Quarter Horse enthusiast named Merial Stay on Guard spokeswoman.
November 16, 2011
From AQHA Corporate Partner Merial
Lyndsey Tait and her American Quarter Horse Skys Blue Star have been together since he was a yearling and she was just 13.
During the decade since the two became partners, they have developed a rare and special bond. Lyndsey, even though she was so young, was the first one to ride Sky. She could also go into his stall while he was napping, and the big gray simply continued to doze with Lyndsey sitting on top of him.
“He was just so quiet and trusted you. He really wanted to please you,” she says. Even when “Sky” grew into his long legs and big ears, towering at 17.2 hands, he remained just as gentle.
Today, with a successful and busy competition schedule including more than 20 shows a year, Lyndsey knows how important it is to help her gelding feel his best. That’s why she and her trainer decided to use Ulcergard (omeprazole) as a part of Sky’s horse show health care routine.
In the AQHA FREE report Laminitis Treatment, you’ll hear a first-hand story about how Dr. Micheal Steward’s technique took a critically ill horse and gave him renewed life.

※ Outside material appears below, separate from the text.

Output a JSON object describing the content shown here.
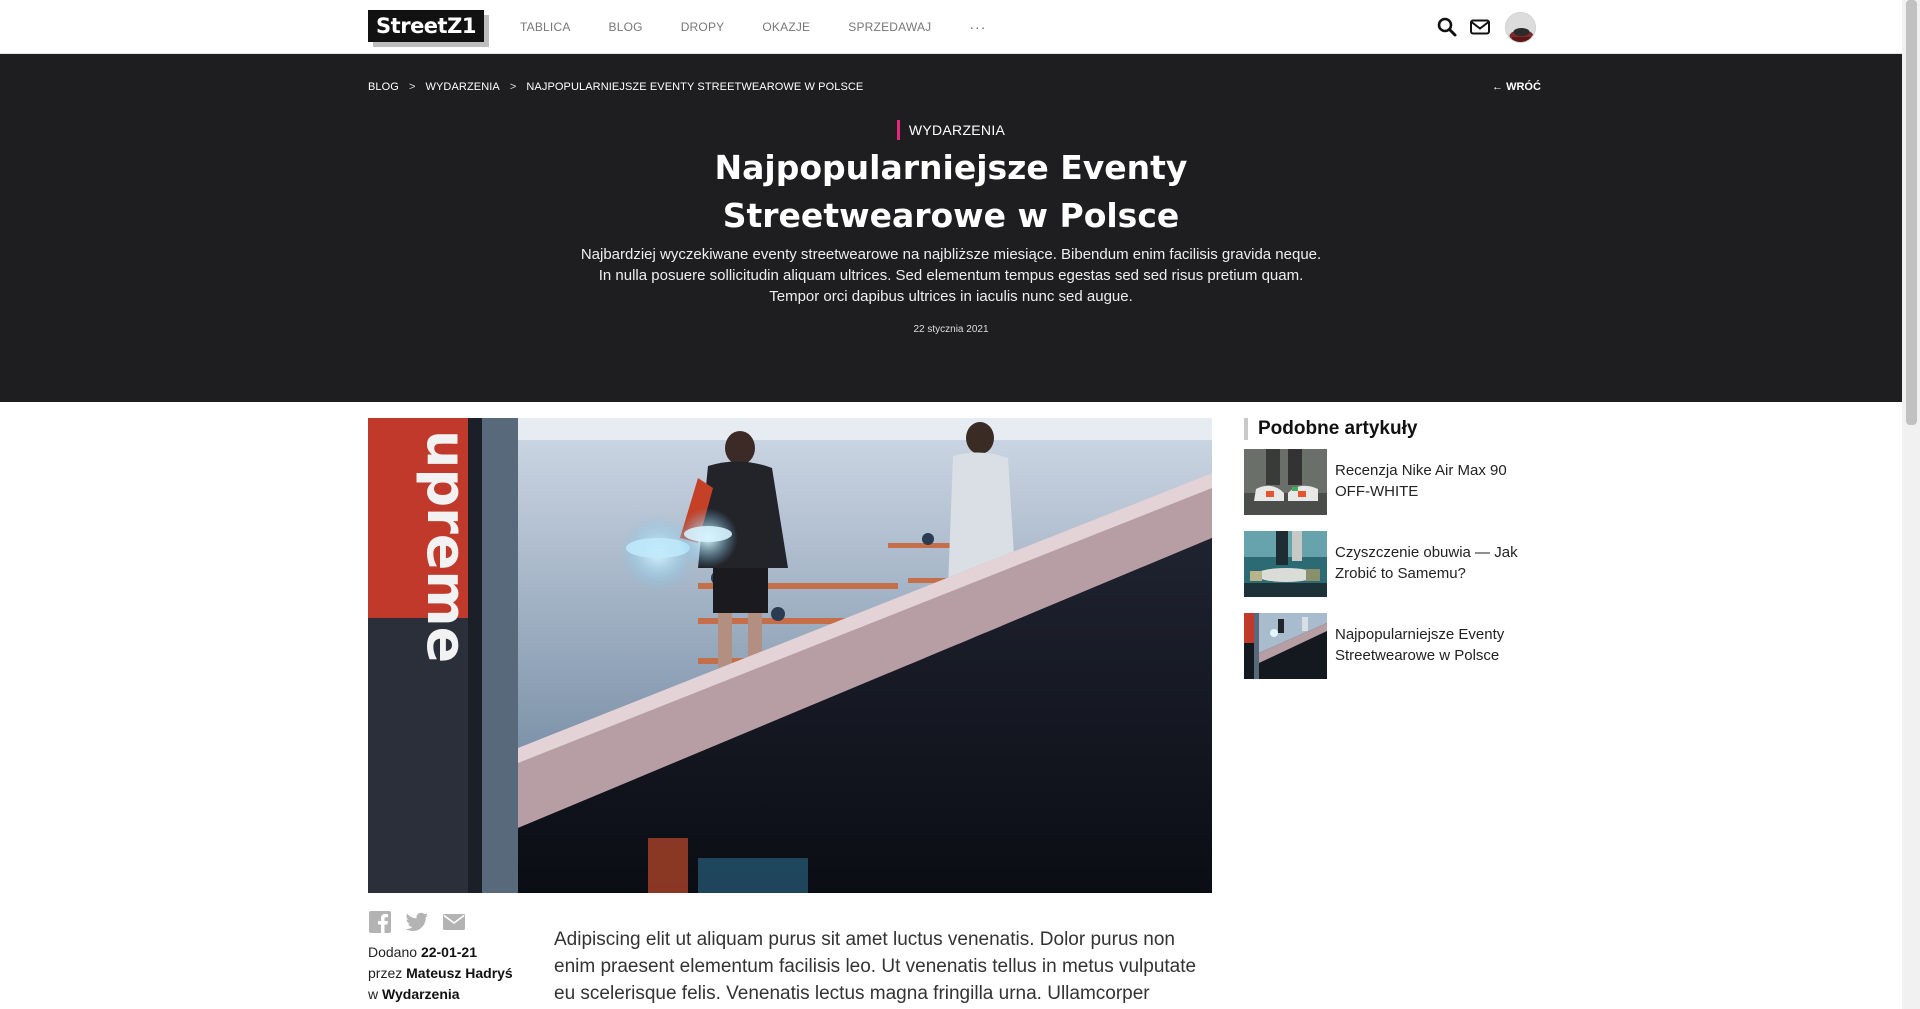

“Most of the summer, we are at shows almost every week for at least four to five days, so I understand how it would be stressful for him, especially at longer shows like the (All American Quarter Horse) Congress and (AQHA) World (Championship Show). I want to be sure to prevent stomach ulcers from making him feel bad. Ulcergard really helps, and that’s why I use it.”
In the two years since Sky and Lyndsey were first introduced to Ulcergard, Lyndsey has become a firm believer in the product as a way to help prevent stomach ulcers from occurring. Her positive experience with the product inspired her to enter the Merial Stay on Guard spokesperson contest. She was selected as a finalist in the English division and went on to win. In addition to Lyndsey, three other Stay on Guard spokeswomen were named: Kari Kemper Hickam in the western category, Christina Zehender in the racehorse category and Amie Allen in the veterinarian/veterinary technician category.

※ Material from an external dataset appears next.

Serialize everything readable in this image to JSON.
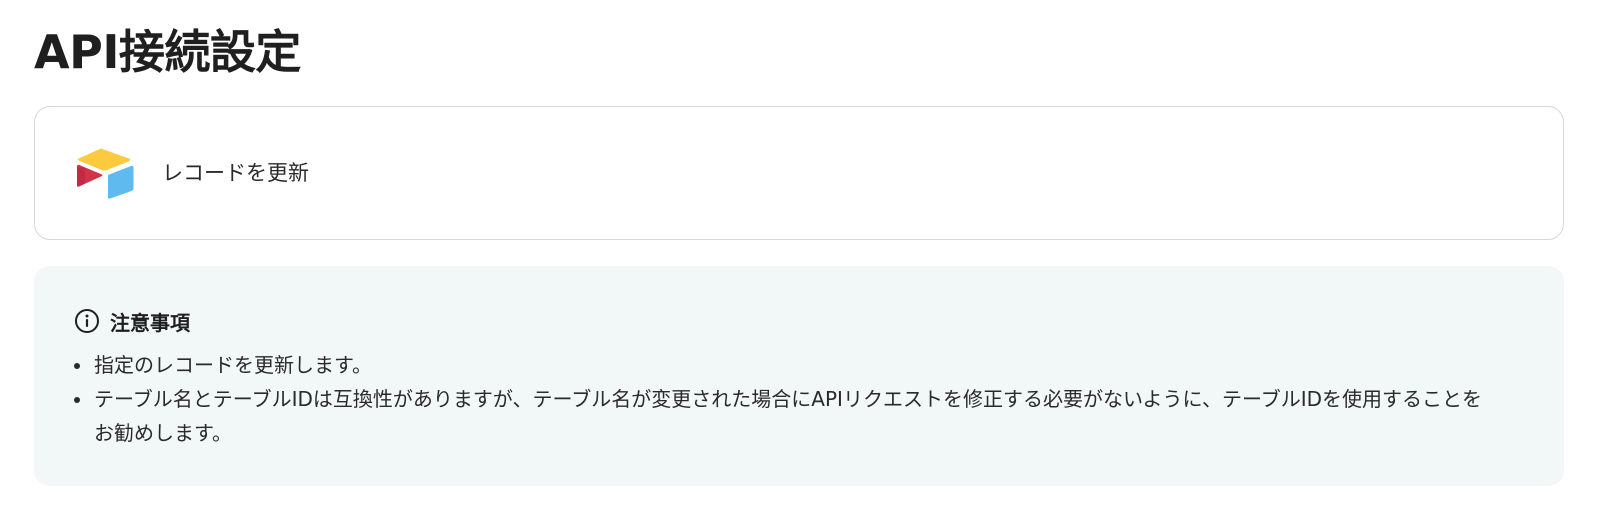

Since becoming one of the Stay on Guard spokeswomen, Lyndsey is even more aware of how and why horses are susceptible to stomach ulcers. As Dr. April Knudson, equine specialist for Merial’s Large Animal Veterinary Services explains, “Horses are creatures of habit. When they are removed from their home, loaded into a trailer and taken to a strange place, it can cause stress.1 The show environment in particular involves a lot of different experiences -- including new arenas, unknown barn mates and odd working times. All these things can be stressful.”
Learn about one of the treatments for laminitis, the wooden rocking horseshoe, in AQHA’s FREE report Laminitis Treatment.
A horse’s stomach is already more delicate and susceptible to stress than one might think for such a large animal, says Dr. Knudson.
“A horse’s stomach can produce up to 16 gallons of acid every day.2 In a grazing situation, horses have a high roughage diet, which results in a decreased level of acid due to a buffering effect of the grass itself and the horse’s own saliva. Once they are out of that grazing environment, the chance for ulcers to develop increases,”3 she says.
For more information about equine stomach ulcers and how Ulcergard can help prevent them, visit www.ulcergard.com.
Merial is a world-leading, innovation-driven animal health company, providing a comprehensive range of products to enhance the health, well-being and performance of a wide range of animals. Merial employs approximately 5,600 people and operates in more than 150 countries worldwide. Its 2010 sales were more than $2.6 billion. Merial is a Sanofi company.
For more information, please see www.merial.com.
Important Safety Information:
Ulcergard can be used in horses that weight at least 600 pounds. Safety in pregnant mares has not been determined.
1 Ulcergard product label.
2 Kitchen DL, Merritt AM, Burrow JA. Histamine-induced gastric acid secretion in horses. AJVR 1998;59(10):1303-1306.
3 Mitchell RD. Prevalence of gastric ulcers in hunter-jumper and dressage horses evaluated for poor performance. Association for Equine Sports Medicine. September 2001.
®Ulcergard is a registered trademark of Merial Limited.
©2011 Merial Limited, Duluth, GA. All rights reserved. EQUIUGD1136 (09/11)